From the entries below, pull out each line where "title" appears.

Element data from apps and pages
· · ·

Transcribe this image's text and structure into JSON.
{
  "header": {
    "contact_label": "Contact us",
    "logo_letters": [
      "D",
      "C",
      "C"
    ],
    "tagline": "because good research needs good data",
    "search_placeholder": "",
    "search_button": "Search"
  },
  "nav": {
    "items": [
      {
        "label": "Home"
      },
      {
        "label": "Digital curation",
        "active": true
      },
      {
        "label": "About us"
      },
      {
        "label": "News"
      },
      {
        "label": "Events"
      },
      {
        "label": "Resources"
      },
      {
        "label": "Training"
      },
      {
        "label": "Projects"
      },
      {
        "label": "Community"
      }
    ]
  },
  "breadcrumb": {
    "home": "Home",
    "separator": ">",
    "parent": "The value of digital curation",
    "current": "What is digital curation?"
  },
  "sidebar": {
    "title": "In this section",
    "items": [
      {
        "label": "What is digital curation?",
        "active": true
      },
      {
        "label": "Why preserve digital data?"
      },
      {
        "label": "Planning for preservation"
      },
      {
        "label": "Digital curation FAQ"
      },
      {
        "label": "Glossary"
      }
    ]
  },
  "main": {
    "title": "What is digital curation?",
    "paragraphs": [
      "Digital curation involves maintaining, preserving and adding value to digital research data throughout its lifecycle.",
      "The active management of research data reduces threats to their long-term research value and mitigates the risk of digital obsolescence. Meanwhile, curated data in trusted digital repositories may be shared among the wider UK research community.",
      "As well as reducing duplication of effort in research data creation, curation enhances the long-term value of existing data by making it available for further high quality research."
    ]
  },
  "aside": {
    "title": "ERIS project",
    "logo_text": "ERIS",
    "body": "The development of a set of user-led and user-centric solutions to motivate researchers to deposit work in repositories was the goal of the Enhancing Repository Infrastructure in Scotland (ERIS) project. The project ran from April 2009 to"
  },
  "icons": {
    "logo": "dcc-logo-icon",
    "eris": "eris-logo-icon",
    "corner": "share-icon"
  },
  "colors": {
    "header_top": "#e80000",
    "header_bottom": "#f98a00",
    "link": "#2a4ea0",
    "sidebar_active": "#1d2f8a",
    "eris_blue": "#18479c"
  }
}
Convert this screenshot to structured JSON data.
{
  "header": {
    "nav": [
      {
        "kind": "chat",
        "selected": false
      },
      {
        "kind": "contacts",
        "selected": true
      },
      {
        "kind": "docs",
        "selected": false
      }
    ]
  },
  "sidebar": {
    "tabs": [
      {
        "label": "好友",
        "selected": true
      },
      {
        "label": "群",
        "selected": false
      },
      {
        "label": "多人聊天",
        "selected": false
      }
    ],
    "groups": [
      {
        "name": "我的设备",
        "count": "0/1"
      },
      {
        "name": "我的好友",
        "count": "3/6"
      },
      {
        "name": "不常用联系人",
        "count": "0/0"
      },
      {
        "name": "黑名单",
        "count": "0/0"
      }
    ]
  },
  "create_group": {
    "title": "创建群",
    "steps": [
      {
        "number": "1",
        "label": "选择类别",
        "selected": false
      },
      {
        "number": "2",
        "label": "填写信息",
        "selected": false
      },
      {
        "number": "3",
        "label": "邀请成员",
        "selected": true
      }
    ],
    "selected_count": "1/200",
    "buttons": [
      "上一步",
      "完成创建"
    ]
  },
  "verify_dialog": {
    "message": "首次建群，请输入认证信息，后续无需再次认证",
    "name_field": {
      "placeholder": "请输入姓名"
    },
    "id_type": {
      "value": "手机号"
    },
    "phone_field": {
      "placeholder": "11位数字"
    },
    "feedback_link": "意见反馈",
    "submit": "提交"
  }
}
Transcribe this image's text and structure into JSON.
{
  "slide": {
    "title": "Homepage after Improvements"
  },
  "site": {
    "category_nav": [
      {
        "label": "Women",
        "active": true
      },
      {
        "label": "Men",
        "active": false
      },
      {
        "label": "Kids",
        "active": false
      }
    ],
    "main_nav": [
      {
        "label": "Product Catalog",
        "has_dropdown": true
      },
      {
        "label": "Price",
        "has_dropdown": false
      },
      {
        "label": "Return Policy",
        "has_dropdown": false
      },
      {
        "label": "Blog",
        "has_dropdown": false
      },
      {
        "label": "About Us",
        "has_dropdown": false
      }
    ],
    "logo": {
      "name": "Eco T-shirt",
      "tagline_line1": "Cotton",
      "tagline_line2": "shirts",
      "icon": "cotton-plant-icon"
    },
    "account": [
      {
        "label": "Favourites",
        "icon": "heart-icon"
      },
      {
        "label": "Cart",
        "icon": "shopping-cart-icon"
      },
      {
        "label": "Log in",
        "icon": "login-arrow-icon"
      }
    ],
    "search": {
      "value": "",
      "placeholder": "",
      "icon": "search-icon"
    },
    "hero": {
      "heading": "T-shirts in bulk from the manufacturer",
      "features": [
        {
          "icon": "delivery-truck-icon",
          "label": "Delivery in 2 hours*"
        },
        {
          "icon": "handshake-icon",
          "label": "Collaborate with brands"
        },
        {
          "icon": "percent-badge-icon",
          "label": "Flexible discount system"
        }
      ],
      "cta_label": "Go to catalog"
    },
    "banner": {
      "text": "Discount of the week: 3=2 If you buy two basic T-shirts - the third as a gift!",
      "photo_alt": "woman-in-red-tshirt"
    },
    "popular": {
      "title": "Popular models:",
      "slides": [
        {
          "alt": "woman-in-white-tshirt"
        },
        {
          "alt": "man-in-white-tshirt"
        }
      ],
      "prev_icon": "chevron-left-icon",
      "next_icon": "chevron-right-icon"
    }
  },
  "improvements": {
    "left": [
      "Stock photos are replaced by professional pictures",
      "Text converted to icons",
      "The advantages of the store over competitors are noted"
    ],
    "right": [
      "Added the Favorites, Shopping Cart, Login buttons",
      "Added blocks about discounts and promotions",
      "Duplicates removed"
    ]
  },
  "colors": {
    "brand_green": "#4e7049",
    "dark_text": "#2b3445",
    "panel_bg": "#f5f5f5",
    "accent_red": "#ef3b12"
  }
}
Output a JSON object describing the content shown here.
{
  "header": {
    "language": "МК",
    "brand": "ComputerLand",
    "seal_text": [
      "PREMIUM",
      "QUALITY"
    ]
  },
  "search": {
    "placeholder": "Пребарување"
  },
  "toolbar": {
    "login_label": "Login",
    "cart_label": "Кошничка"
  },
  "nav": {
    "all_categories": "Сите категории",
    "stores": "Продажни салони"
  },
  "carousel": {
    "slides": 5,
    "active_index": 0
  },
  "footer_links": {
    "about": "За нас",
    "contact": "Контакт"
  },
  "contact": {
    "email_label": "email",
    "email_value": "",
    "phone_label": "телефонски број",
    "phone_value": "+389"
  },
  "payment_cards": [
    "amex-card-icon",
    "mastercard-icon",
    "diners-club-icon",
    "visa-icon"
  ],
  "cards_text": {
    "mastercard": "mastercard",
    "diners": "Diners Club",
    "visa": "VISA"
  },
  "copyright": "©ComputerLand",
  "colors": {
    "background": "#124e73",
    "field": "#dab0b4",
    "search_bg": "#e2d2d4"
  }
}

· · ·

RESPONSE AREA
    "title": "In this section",
    "title": "What is digital curation?",
    "title": "ERIS project",
    "title": "创建群",
    "title": "Homepage after Improvements"
      "title": "Popular models:",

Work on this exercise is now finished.